From Farm-to-Fork: <em>E. Coli</em> from an Intensive Pig Production System in South Africa Shows High Resistance to Critically Important Antibiotics for Human and Animal Use

Antibiotics (Basel). 2021 Feb 10;10(2):178. doi: 10.3390/antibiotics10020178.

ABSTRACT

Antibiotic resistance profiles of Escherichia coli were investigated in an intensive pig production system in the uMgungundlovu District, South Africa, using the 'farm-to-fork' approach. Four hundred seventeen (417) samples were collected from pig and pig products at different points (farm, transport, and abattoir). E. coli was isolated and enumerated using the Colilert® 18/Quanti-Tray® 2000 system. Ten isolates from each Quanti-tray were selected randomly and putatively identified on eosin methylene blue agar.
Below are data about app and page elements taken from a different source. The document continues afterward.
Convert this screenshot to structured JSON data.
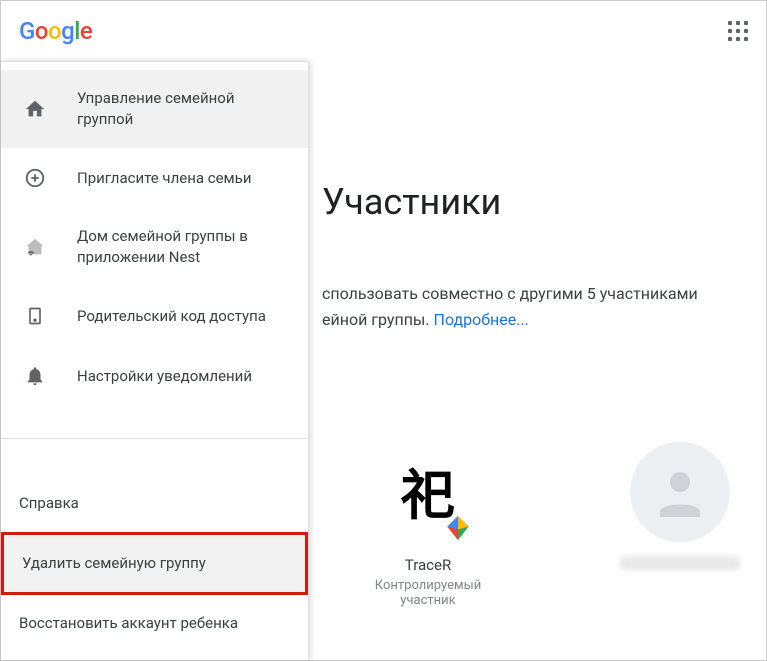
{
  "header": {
    "logo_letters": [
      "G",
      "o",
      "o",
      "g",
      "l",
      "e"
    ]
  },
  "sidebar": {
    "items": [
      {
        "label": "Управление семейной группой"
      },
      {
        "label": "Пригласите члена семьи"
      },
      {
        "label": "Дом семейной группы в приложении Nest"
      },
      {
        "label": "Родительский код доступа"
      },
      {
        "label": "Настройки уведомлений"
      }
    ],
    "bottom": [
      {
        "label": "Справка"
      },
      {
        "label": "Удалить семейную группу"
      },
      {
        "label": "Восстановить аккаунт ребенка"
      }
    ]
  },
  "main": {
    "title": "Участники",
    "desc_prefix": "спользовать совместно с другими 5 участниками ейной группы. ",
    "desc_link": "Подробнее...",
    "members": [
      {
        "name": "TraceR",
        "role": "Контролируемый участник"
      },
      {
        "name": "",
        "role": ""
      }
    ]
  }
}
Real-time PCR targeting the uidA gene was used to confirm isolates to the genus level. The Kirby-Bauer disc diffusion method was used to determine the isolates' antibiotic susceptibility profiles against 20 antibiotics. A total of 1044 confirmed E. coli isolates were obtained across the three critical points in the food chain. Resistance was observed to all the antibiotics tested with the highest and lowest rates obtained against tetracycline (88.5%) and meropenem (0.2%), respectively. Resistance was also observed to chloramphenicol (71.4%), ampicillin (71.1%), trimethoprim-sulfamethoxazole (61.3%), amoxicillin-clavulanate (43.8%), cephalexin (34.3%), azithromycin (23.9%), nalidixic acid (22.1%), cefoxitin (21.1%), ceftriaxone (18.9%), ciprofloxacin (17.3%), cefotaxime (16.9%), gentamicin (15.5%), cefepime (13.8%), ceftazidime (9.8%), amikacin (3.4%), piperacillin-tazobactam (1.2%), tigecycline (0.9%), and imipenem (0.3%). Multidrug resistance (MDR) was observed in 71.2% of the resistant isolates with an overall multiple antibiotic resistance (MAR) index of 0.25, indicating exposure to high antibiotic use environments at the farm level. A high percentage of resistance was observed to growth promoters and antibiotics approved for veterinary medicine in South Africa. Of concern was resistance to critically important antibiotics for animal and human use and the watch and reserve categories of antibiotics. This could have adverse animal and human health consequences from a food safety perspective, necessitating efficient antibiotic stewardship and guidelines to streamline antibiotic use in the food-animal production chain.

PMID:33578692 | DOI:10.3390/antibiotics10020178